#### Task to complete
Within the data below, how many lines contain "icon"? Reply with the number only.

(Saved data entries)
——
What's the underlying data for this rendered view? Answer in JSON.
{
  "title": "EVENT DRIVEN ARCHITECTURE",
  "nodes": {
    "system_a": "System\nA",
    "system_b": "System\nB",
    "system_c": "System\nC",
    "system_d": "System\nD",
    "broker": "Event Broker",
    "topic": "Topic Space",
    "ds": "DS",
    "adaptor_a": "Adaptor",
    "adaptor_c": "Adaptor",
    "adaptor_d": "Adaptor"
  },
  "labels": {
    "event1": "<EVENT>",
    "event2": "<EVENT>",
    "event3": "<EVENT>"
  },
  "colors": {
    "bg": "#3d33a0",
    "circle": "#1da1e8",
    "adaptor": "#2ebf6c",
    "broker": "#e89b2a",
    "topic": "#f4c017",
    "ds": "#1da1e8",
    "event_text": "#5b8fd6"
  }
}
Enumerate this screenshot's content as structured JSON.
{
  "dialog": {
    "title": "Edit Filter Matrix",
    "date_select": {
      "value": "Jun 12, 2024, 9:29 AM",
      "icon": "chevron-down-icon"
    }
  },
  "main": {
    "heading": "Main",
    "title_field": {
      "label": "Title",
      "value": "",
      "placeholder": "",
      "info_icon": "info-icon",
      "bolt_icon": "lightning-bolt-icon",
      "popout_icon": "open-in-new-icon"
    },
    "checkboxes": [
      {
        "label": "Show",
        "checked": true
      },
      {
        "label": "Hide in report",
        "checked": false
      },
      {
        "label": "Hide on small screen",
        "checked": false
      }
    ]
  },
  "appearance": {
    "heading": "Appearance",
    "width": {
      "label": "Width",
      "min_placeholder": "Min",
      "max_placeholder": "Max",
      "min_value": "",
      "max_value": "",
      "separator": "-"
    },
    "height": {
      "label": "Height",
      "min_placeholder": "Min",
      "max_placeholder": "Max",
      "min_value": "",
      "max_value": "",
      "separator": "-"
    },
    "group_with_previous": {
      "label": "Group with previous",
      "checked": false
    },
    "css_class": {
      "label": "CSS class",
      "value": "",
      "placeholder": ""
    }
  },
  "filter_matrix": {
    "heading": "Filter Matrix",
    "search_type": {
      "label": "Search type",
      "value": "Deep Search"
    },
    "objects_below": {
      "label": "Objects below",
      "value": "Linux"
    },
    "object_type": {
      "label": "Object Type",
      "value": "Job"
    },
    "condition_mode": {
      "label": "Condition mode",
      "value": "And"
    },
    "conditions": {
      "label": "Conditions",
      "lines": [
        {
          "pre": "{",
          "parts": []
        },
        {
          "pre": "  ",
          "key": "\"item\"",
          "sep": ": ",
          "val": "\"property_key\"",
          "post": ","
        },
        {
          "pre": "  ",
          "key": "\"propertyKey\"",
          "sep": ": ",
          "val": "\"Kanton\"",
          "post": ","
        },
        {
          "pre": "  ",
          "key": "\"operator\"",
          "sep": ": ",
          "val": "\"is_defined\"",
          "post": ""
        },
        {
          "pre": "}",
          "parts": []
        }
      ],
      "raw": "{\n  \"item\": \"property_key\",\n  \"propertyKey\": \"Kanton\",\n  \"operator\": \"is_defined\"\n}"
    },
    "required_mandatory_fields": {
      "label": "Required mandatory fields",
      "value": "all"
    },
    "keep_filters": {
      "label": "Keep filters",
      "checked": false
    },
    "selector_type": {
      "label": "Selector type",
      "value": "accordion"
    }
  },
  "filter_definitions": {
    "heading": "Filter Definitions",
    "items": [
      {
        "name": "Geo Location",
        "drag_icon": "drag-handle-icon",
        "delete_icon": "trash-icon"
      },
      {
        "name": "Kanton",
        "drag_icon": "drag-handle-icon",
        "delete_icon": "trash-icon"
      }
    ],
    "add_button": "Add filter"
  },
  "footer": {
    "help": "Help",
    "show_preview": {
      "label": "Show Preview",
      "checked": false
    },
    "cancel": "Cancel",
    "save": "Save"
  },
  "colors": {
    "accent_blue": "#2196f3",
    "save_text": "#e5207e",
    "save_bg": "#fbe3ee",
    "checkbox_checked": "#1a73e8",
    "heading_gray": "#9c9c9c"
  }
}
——
#### Response to this task
8